### Task to complete
Pull every line with "their" from the data.

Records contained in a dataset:
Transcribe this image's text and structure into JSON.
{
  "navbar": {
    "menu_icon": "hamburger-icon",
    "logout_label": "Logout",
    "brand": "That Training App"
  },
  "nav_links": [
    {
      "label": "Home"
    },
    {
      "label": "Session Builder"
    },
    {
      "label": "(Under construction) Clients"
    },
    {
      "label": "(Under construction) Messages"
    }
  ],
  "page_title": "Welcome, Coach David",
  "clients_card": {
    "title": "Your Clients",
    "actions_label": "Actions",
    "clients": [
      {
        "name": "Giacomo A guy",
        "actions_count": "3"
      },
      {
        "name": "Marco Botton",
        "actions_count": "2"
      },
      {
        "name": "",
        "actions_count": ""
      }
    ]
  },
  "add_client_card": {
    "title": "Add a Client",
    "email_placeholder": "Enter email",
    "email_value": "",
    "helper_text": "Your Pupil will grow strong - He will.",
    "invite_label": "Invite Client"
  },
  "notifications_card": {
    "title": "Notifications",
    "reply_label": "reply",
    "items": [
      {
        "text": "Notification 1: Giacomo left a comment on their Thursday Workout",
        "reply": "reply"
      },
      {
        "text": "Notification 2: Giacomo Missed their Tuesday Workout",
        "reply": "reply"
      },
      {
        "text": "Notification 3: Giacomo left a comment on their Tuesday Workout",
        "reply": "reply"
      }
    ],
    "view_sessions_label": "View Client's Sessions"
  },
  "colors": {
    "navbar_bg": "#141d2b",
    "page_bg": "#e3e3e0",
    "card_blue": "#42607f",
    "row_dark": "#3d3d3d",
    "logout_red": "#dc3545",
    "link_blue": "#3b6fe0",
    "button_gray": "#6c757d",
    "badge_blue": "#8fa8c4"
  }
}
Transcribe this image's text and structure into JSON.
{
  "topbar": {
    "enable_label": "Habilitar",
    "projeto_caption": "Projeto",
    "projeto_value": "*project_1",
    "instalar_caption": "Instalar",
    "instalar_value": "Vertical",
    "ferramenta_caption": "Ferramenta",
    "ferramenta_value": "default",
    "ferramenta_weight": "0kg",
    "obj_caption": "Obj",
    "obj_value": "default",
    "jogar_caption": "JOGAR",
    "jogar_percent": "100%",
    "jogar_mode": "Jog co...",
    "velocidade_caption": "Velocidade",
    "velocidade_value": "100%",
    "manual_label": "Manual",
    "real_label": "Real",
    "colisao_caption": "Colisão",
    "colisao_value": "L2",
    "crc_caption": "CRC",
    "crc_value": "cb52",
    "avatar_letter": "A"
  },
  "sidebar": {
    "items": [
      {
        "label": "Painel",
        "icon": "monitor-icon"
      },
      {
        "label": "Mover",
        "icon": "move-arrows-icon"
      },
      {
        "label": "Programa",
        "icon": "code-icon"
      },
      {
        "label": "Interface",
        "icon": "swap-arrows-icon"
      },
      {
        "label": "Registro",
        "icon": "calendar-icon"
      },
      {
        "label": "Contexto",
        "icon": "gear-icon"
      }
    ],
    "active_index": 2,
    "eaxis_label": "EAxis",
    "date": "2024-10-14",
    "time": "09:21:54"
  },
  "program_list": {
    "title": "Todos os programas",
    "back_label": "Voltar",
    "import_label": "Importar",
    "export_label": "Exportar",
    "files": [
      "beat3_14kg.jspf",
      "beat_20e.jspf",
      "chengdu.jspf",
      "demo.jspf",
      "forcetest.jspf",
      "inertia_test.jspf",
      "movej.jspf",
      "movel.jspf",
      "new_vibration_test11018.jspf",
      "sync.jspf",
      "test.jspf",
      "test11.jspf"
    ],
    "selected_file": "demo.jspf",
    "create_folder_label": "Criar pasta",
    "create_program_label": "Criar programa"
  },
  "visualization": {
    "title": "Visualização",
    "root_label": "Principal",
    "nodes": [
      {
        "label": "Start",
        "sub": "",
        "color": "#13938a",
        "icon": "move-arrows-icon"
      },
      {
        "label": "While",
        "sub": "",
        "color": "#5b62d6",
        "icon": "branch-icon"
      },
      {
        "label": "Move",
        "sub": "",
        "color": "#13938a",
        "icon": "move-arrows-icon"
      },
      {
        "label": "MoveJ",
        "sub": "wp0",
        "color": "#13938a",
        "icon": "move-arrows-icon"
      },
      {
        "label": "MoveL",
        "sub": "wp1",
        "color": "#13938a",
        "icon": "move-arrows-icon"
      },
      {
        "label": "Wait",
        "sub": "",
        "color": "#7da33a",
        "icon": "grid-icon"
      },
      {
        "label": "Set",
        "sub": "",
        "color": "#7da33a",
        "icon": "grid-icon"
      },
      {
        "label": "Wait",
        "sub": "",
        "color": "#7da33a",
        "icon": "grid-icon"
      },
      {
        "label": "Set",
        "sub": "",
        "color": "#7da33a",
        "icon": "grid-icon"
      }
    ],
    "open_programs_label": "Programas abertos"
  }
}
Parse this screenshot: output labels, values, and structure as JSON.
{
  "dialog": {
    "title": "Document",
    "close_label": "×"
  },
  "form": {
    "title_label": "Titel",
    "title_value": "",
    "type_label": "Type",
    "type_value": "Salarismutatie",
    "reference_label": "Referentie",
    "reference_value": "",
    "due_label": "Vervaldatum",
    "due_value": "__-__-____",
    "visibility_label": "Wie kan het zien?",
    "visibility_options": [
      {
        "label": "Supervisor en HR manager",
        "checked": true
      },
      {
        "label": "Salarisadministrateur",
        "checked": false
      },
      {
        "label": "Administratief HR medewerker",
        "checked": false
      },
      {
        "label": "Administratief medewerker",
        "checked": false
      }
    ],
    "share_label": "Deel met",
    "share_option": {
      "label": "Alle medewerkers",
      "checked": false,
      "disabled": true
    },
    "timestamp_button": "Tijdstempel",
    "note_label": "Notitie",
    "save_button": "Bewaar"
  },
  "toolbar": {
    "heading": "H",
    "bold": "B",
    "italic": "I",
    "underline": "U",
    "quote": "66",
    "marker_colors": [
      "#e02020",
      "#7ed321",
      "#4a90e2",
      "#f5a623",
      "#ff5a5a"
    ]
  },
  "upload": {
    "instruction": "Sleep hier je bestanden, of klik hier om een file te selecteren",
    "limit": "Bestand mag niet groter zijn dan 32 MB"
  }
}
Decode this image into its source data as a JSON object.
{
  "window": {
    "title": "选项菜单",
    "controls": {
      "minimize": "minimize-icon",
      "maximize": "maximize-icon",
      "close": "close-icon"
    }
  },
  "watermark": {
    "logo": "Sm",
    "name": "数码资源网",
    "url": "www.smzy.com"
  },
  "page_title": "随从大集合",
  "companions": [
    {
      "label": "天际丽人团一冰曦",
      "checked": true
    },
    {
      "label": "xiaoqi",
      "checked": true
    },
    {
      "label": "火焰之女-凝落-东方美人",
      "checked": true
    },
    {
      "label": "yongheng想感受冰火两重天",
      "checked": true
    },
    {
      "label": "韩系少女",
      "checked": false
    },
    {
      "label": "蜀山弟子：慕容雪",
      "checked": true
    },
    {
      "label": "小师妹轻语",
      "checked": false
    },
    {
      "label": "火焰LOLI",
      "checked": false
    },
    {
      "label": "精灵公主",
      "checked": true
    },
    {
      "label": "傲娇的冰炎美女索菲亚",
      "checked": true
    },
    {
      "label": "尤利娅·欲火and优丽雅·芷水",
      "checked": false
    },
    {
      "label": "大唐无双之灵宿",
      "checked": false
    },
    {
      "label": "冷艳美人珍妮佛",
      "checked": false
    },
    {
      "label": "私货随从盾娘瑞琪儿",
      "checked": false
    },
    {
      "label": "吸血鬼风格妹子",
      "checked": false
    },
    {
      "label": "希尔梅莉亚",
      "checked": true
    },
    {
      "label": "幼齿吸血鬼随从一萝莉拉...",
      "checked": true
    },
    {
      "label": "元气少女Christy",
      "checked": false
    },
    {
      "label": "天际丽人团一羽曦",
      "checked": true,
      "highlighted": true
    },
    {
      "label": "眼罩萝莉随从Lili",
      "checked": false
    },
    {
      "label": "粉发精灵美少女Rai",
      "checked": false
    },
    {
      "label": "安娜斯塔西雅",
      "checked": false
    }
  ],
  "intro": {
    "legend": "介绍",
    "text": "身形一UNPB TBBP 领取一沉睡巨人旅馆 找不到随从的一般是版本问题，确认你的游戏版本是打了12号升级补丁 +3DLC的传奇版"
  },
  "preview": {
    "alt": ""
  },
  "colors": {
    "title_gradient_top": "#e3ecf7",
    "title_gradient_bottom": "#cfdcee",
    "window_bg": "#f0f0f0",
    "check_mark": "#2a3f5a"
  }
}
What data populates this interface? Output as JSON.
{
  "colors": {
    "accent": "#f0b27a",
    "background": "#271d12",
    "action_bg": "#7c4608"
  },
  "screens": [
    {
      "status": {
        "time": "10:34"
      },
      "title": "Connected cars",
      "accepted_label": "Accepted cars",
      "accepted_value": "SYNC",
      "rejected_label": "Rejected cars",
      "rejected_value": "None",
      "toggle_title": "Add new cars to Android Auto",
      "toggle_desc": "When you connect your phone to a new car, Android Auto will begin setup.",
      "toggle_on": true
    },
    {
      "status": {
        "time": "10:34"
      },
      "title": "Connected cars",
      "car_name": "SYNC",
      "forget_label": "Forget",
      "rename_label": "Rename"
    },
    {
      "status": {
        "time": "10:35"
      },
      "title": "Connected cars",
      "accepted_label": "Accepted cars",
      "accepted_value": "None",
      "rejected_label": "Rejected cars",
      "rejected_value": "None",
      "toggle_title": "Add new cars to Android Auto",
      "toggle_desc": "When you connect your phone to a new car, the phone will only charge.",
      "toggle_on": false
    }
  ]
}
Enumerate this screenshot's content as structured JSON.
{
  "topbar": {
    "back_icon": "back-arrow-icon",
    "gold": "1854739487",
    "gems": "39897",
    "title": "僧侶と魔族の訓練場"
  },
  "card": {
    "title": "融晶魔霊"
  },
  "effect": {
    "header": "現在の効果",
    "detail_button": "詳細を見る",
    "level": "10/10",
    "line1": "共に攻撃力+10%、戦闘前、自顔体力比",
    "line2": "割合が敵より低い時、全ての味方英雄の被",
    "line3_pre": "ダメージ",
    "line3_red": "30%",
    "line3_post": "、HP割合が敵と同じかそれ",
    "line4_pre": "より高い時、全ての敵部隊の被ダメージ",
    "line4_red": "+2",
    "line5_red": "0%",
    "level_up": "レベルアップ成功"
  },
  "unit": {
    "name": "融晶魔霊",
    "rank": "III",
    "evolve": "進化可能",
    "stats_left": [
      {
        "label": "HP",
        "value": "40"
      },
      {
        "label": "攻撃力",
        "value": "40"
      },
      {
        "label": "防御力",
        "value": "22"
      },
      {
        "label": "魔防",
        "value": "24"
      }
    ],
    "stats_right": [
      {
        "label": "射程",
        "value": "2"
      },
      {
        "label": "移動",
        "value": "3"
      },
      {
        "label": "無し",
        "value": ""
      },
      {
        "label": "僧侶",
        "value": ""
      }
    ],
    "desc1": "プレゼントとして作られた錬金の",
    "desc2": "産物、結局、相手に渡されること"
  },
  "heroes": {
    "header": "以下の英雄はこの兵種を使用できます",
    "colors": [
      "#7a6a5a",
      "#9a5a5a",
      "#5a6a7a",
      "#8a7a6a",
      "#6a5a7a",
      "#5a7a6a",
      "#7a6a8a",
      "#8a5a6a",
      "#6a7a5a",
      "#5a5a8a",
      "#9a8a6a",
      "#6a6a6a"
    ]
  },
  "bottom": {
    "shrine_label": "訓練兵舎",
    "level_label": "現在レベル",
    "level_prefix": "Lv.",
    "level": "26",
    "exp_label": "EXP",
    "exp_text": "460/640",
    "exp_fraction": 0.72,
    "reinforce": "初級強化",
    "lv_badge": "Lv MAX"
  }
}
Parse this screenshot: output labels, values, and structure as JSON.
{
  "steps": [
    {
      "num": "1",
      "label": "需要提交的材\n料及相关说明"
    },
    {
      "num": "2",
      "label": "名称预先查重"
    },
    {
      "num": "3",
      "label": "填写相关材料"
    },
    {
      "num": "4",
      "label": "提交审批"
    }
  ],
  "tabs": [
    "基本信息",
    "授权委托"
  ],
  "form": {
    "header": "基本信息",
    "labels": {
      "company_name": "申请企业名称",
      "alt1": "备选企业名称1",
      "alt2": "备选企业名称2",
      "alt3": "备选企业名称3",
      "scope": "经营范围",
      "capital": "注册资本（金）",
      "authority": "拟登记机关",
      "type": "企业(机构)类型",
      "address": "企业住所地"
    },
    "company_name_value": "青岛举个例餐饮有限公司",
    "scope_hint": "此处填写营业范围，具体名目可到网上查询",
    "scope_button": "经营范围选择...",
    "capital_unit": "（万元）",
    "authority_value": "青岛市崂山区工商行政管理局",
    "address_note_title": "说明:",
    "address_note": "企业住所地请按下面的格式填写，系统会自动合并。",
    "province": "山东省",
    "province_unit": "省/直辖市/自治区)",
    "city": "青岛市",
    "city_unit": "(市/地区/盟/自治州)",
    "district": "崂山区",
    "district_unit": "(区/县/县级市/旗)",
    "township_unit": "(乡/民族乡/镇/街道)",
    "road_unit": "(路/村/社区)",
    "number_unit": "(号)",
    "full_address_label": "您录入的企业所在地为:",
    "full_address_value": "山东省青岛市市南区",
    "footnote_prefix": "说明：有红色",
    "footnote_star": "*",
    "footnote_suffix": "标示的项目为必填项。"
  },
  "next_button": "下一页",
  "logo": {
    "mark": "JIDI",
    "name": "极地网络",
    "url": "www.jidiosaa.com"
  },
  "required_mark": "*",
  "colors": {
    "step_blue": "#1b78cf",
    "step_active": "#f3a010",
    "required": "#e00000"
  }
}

### Result
        "text": "Notification 1: Giacomo left a comment on their Thursday Workout",
        "text": "Notification 2: Giacomo Missed their Tuesday Workout",
        "text": "Notification 3: Giacomo left a comment on their Tuesday Workout",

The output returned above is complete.